It is a consequence of Doob’s maximal inequality that any -integrable martingale has a maximum, up to a finite time, which is also -integrable for any . Using to denote the running absolute maximum of a cadlag martingale *X*, then is -integrable whenever is. It is natural to ask whether this also holds for . As martingales are integrable by definition, this is just asking whether cadlag martingales necessarily have an integrable maximum. Integrability of the maximum process does have some important consequences in the theory of martingales. By the Burkholder-Davis-Gundy inequality, it is equivalent to the square-root of the quadratic variation, , being integrable. Stochastic integration over bounded integrands preserves the martingale property, so long as the martingale has integrable maximal process. The continuous and purely discontinuous parts of a martingale *X* are themselves local martingales, but are not guaranteed to be proper martingales unless *X* has integrable maximum process.

The aim of this post is to show, by means of some examples, that a cadlag martingale need not have an integrable maximum.

#### Example 1

For the first example, I will construct a martingale along the same lines as that used in the post on the maximum maximum of martingales with known terminal distribution. In that post, was used to denote the maximum rather than the *absolute* maximum of the process but, as I will just look at nonnegative martingales, this is not important.

Choosing a nonnegative integrable , its running average is

Letting *U* be a random variable uniformly distributed on , and defined with respect to a probability space , let be the cadlag process

Under its natural filtration, this is a martingale. Its terminal and maximum values are

The inequality for is an equality so long as is decreasing, although that is not necessary here. Fixing any , consider the example

Then, *h* is integrable and

Note that this example gives a non-continuous martingale. However, by the methods used in the post on the maximum maximum of martingales with known terminal distribution, it is possible to construct continuous examples with the same terminal and maximum law. Letting *B* be a Brownian motion with initial value equal to , we would stop this at the first time at which . Then, applying the deterministic time change gives the required continuous example.

#### Example 2

Another method of constructing examples is to start with a nonnegative cadlag martingale , defined with respect a filtered probability space , such that as . The maximum, , cannot be integrable, except where *M* is identically zero. This is because, otherwise, dominated convergence would give the contradiction

Now suppose that we have a random time independent of *M*, and let be the process

(1) |

Using independence between and *M*,

So, *X* is integrable. It is also straightforward to verify that *X* is a martingale under its natural filtration. Its maximum has expectation,

where I have set . As we know that is not integrable, increases to infinity as so, by choosing such that is not integrable, *X* will have nonintegrable maximum.

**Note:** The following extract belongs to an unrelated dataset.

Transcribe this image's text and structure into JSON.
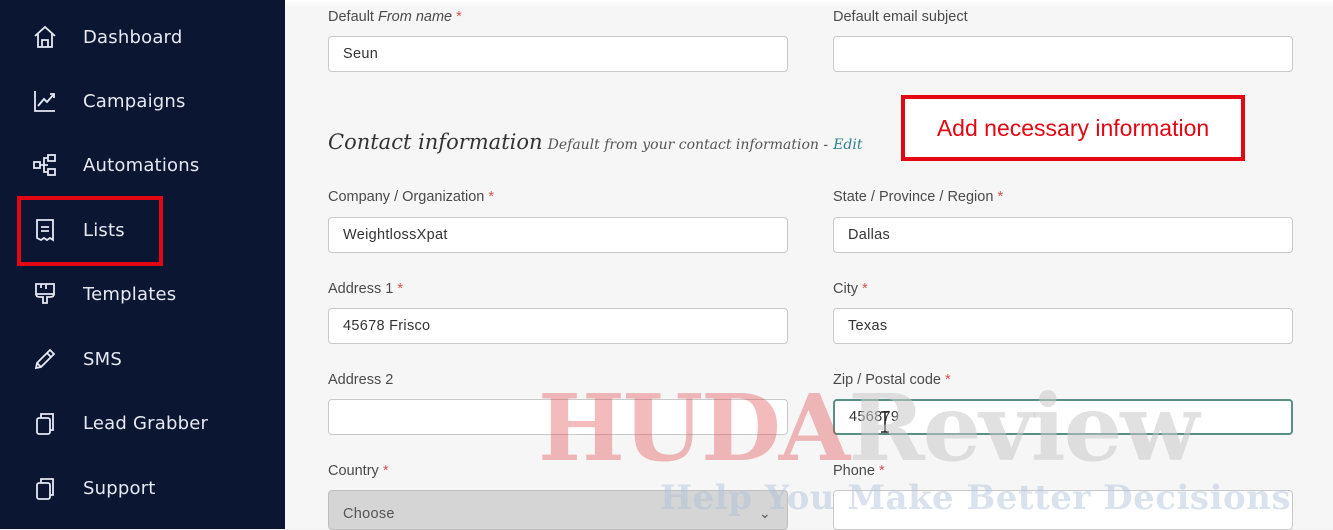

To give an explicit example, let be a random time with the exponential distribution, . Then let *M* be the martingale

This drops to 0 at time . The maximum has expectation

So, if is a random time independent of and with , then (1) defines a martingale with nonintegrable maximum.

#### Example 3

Finally, I’ll give an example along the same lines as above, but for a continuous martingale. If *W* is a standard Brownian motion starting at , then,

is a martingale. In fact, it is the Doléans exponential of *W*, and is geometric Brownian motion with zero drift. Using the fact that Brownian motion grows at rate , we know that . The expected value of can be computed,

This can be derived using the reflection principle, or by looking up the distribution of the maximum of Brownian motion with drift. Then, if is any random time independent of *W* with , the process (1) defines a continuous martingale with nonintegrable maximum.

Hi George I must have missed something elementary but in example 1, you say and I quote “The inequality for is an equality so long as is decreasing, although that is not necessary here”. I think it is indeed necessary to take a decreasing , because next line you only get and to me this is not enough to prove that the martingale has a non integrable maximum we only have that its maximum is bounded above by which is not very informative, anyway taking a decreasing solves it for me so no big deal. Best regards

Hah, yes, that inequality is useless. I think the text is correct though – I just wrote the inequality the wrong way round. Fixed, thanks.